◆ **Your task**
Extract every line below that contains the word "Latest".

:::

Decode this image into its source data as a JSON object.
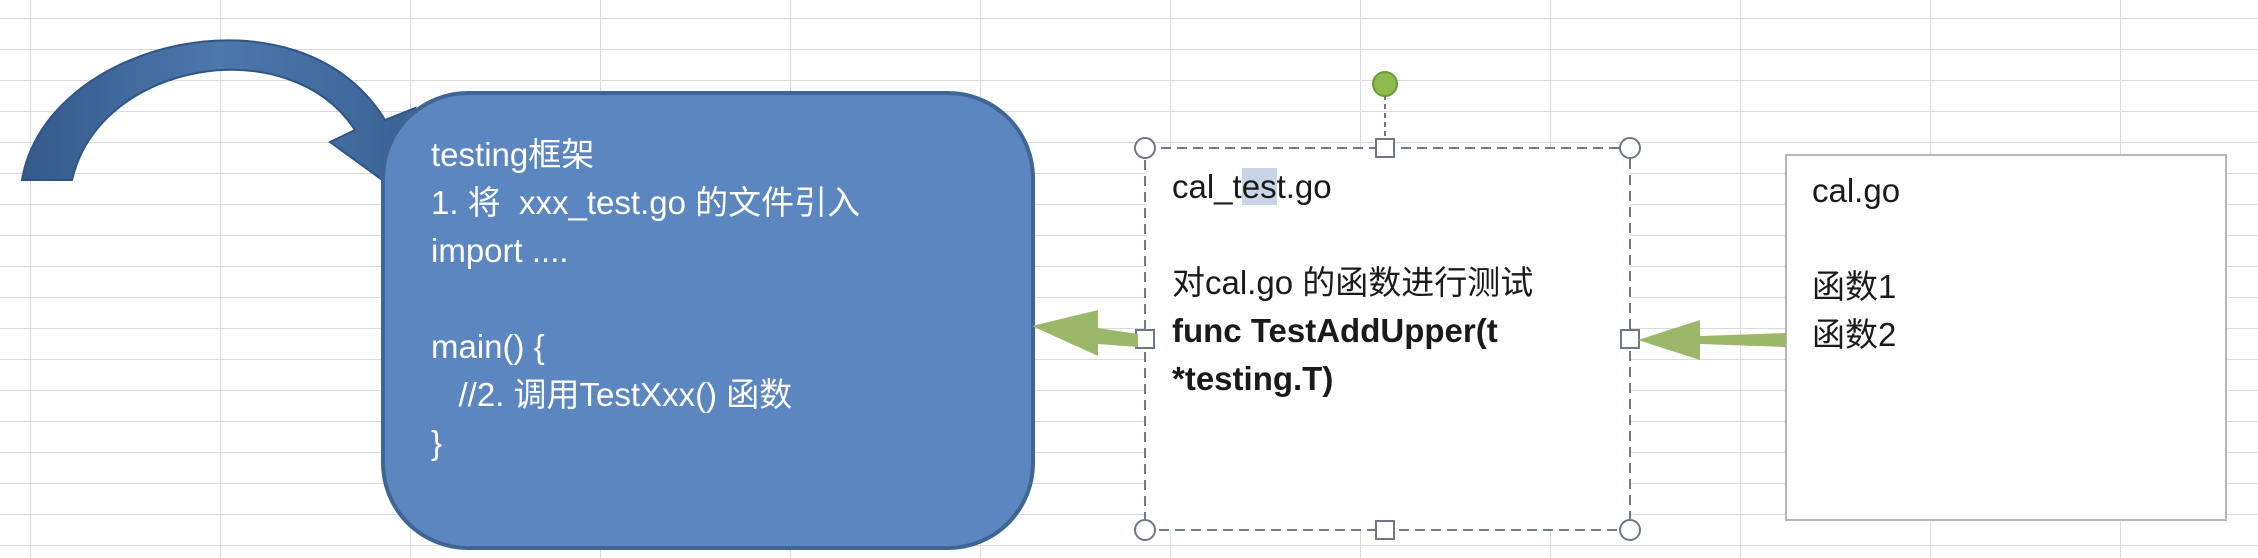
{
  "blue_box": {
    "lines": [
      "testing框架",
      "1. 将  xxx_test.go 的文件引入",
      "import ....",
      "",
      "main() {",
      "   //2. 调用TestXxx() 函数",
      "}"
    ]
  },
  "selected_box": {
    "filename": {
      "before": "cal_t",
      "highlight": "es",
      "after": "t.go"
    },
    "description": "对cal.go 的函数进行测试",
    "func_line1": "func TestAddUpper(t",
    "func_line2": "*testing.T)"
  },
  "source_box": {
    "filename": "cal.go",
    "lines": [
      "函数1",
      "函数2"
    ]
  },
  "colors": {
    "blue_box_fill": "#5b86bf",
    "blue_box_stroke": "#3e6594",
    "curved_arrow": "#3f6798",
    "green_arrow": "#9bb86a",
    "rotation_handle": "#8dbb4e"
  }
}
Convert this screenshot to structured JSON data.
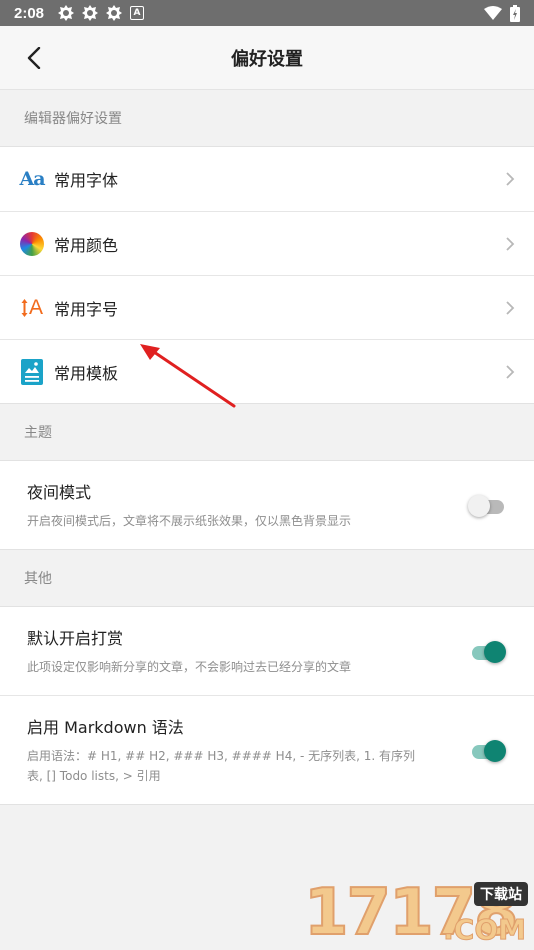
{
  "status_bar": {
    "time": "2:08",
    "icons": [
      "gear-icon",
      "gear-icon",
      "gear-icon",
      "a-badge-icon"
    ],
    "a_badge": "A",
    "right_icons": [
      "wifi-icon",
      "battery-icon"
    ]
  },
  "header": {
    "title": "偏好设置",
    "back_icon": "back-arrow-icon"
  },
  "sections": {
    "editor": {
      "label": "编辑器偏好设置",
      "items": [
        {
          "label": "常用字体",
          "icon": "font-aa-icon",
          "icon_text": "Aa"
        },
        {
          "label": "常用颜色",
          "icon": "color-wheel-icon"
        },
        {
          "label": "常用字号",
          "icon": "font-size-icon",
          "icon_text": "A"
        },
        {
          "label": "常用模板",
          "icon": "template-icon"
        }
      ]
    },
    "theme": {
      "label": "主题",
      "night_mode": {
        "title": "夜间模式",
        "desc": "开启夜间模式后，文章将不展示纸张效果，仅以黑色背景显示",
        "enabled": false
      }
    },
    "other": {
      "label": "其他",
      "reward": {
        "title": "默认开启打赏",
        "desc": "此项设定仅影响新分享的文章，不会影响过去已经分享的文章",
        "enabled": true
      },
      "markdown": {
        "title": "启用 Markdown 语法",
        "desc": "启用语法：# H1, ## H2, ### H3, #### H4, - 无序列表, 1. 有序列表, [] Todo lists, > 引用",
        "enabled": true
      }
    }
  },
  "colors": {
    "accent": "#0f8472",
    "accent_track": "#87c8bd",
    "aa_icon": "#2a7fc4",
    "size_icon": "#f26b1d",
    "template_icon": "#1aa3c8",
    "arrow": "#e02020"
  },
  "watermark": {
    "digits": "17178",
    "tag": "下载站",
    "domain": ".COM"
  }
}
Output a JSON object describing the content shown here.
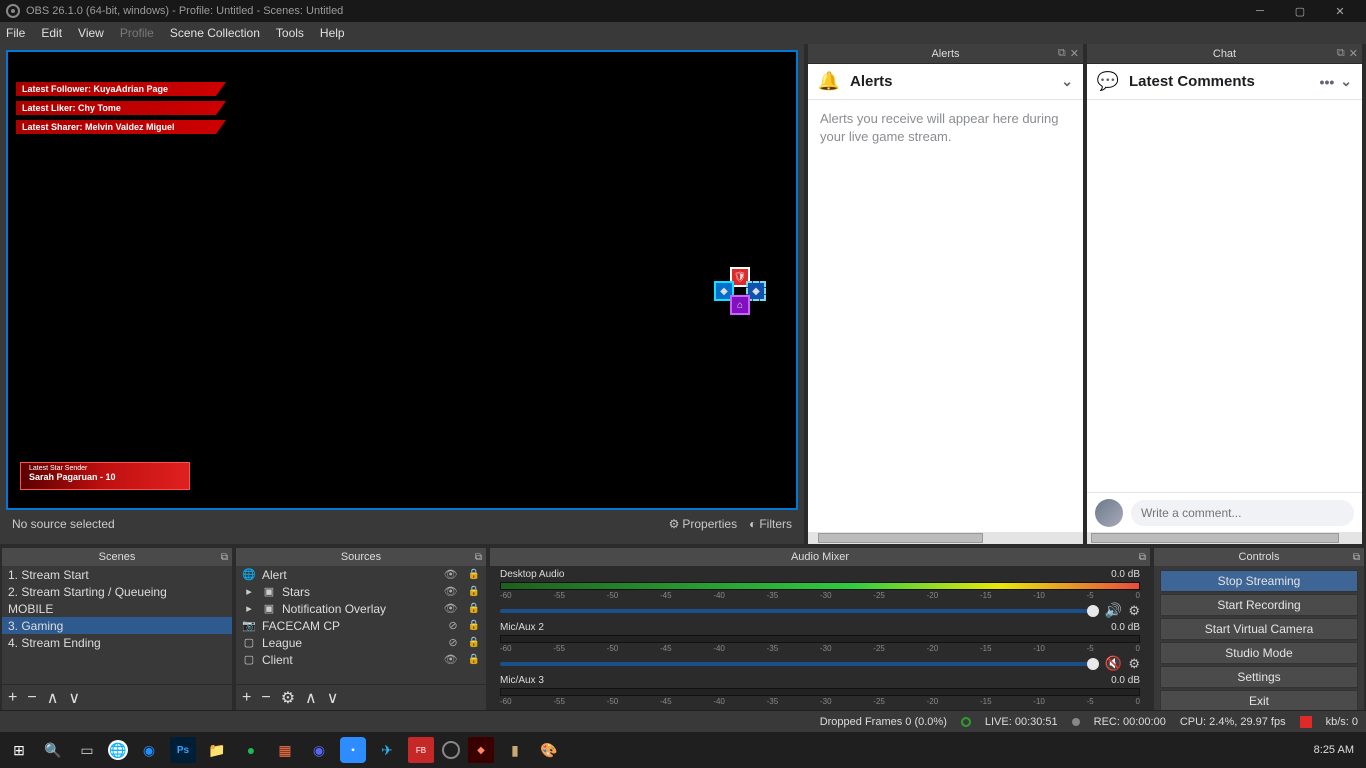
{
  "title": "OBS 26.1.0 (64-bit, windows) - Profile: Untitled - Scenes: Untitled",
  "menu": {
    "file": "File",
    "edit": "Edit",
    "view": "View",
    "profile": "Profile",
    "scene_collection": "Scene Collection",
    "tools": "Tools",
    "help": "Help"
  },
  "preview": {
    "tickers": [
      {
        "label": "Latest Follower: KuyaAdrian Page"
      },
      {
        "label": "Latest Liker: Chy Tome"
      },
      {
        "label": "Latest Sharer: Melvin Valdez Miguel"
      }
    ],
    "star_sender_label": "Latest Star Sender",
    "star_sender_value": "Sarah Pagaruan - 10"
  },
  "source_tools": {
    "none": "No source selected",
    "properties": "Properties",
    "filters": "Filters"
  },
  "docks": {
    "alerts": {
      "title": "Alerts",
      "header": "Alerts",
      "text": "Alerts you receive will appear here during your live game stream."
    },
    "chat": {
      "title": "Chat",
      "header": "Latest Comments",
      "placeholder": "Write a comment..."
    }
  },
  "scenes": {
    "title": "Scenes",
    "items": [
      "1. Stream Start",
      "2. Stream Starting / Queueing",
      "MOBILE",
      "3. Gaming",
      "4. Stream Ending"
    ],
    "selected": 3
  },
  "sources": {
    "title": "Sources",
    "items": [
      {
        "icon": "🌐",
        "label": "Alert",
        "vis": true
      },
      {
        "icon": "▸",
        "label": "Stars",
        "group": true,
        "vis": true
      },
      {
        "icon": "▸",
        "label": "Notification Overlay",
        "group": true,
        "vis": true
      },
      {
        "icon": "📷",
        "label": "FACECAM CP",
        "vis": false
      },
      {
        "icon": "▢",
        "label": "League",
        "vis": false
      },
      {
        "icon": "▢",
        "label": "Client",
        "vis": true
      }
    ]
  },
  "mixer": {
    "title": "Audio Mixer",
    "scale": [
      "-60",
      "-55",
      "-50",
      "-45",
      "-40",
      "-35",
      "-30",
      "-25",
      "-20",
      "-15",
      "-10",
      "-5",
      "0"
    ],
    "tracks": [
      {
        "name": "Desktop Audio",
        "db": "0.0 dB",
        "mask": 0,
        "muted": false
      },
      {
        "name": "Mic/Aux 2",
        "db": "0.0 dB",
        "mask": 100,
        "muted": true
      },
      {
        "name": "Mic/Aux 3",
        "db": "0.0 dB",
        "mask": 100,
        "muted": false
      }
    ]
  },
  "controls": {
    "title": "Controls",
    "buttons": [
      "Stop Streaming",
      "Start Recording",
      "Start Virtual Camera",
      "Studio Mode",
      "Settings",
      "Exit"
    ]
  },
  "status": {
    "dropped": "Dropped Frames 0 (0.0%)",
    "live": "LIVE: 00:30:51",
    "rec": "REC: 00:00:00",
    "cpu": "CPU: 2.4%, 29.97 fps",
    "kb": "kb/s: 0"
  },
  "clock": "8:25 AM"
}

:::

◆ **Expected answer**
        "label": "Latest Follower: KuyaAdrian Page"
        "label": "Latest Liker: Chy Tome"
        "label": "Latest Sharer: Melvin Valdez Miguel"
    "star_sender_label": "Latest Star Sender",
      "header": "Latest Comments",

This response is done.